Friday, December 14, 2007
The Indignity of Commuting by Bicycle: Falling Down In Public
As reader, insightful commenter, and pun enthusiast Leroy pointed out in the comments on the last post, if you rode over the Brooklyn Bridge this morning, chances are you paid for your poor choice by falling down at some point--especially if you tend follow the roadie's guide to negotiating snow and ice, which is as follows:
2) Stiffen your entire body
3) If your wheels should start to slip, apply your brakes forcefully
4) Fall and break your collarbone (Roadie collarbones break like Bontrager steerers at Paris-Roubaix. Every time a roade fractures his clavicle triathlete hem lines get a little higher. Why do you think they show so much skin?)
Now I'm not saying I fell today, and I'm not saying I didn't. But I will say that falling during a commute is much worse than falling in a race--not because it's any more severe, but because there are lots of people around. A fall during a race is in context while a fall in the city is just embarrassing. If you do happen to fall, here are some ways to pull it off:
--Stay down. Make it look as though, while you certainly didn't mean to wind up on the pavement, you're kind of happy you did. Go into your bag, make a few phone calls, maybe eat something. Or else just fold your hands behind your head, relax, and gaze wistfully at the sky. People respect people who take life as it comes.

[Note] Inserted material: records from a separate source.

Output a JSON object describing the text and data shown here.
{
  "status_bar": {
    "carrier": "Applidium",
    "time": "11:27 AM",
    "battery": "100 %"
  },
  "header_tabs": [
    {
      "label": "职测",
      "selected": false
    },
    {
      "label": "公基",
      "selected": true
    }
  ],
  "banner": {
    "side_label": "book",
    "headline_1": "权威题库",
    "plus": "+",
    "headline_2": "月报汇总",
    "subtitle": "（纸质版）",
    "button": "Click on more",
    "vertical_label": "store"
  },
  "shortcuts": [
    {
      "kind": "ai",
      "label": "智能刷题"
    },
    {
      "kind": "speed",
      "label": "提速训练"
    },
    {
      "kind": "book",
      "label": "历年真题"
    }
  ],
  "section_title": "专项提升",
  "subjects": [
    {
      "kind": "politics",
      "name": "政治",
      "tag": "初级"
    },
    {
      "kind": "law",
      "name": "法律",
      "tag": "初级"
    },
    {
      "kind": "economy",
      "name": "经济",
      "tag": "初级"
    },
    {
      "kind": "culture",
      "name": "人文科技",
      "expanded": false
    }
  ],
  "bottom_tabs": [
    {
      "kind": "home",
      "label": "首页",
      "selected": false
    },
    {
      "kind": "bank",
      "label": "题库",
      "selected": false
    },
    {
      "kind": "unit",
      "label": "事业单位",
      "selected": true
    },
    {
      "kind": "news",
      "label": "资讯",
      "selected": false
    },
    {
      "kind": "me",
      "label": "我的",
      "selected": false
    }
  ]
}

--Make it count. Once you realize you're going down, maximize the shock value. Send the bike sliding for a few yards. If you can, take a few other riders with you. Then get up and finish your bike off like Pete Townshend laying waste to his guitar at the end of a concert. Maybe even take out a car windshield too. Clumbsiness is embarrassing--carnage is awesome.
--Be hostile. People might ask if you're OK, but they're really just gloating. You know what's good for wiping the smugness off some self-satisfied good samaritan's face? A snowball.
--Jump right up and shout incredulously. "Holy crap! Did you see that?!?"
--Accost and blame a diminutive, non-English speaking tourist.
Here's what not to do:
--Try to pretend you're not hurt when you are. I've seen this one before. That's when someone has an awkward fall, is obviously injured, but is to embarrassed to acknowledge it so refuses help and just rides off in obvious agony. Not only is that unwise, but it just doesn't look good. It's kind of like Pee Wee Herman leaving the biker bar. Falling over because you couldn't get out of your pedals may look stupid, but getting back on too soon, riding the wrong way down a one-way street, and getting run over by a Fresh Direct truck looks really, really stupid.
--Say "I meant to do that." Again, it was funny in "Pee Wee's Big Adventure," but it's lame in real life.
--Bang your seat back into place with your palm. Why do people do that? It's not a race--take two seconds, use an allen key, and do it properly.
--Attempt to commiserate with passers-by over equipment damage. "Look! See that? The brake lever's all bent now!" Nobody cares.
So remember, it's getting messy out there. If you can't be careful, at least be dignified. And stay off the Brooklyn Bridge after bad weather.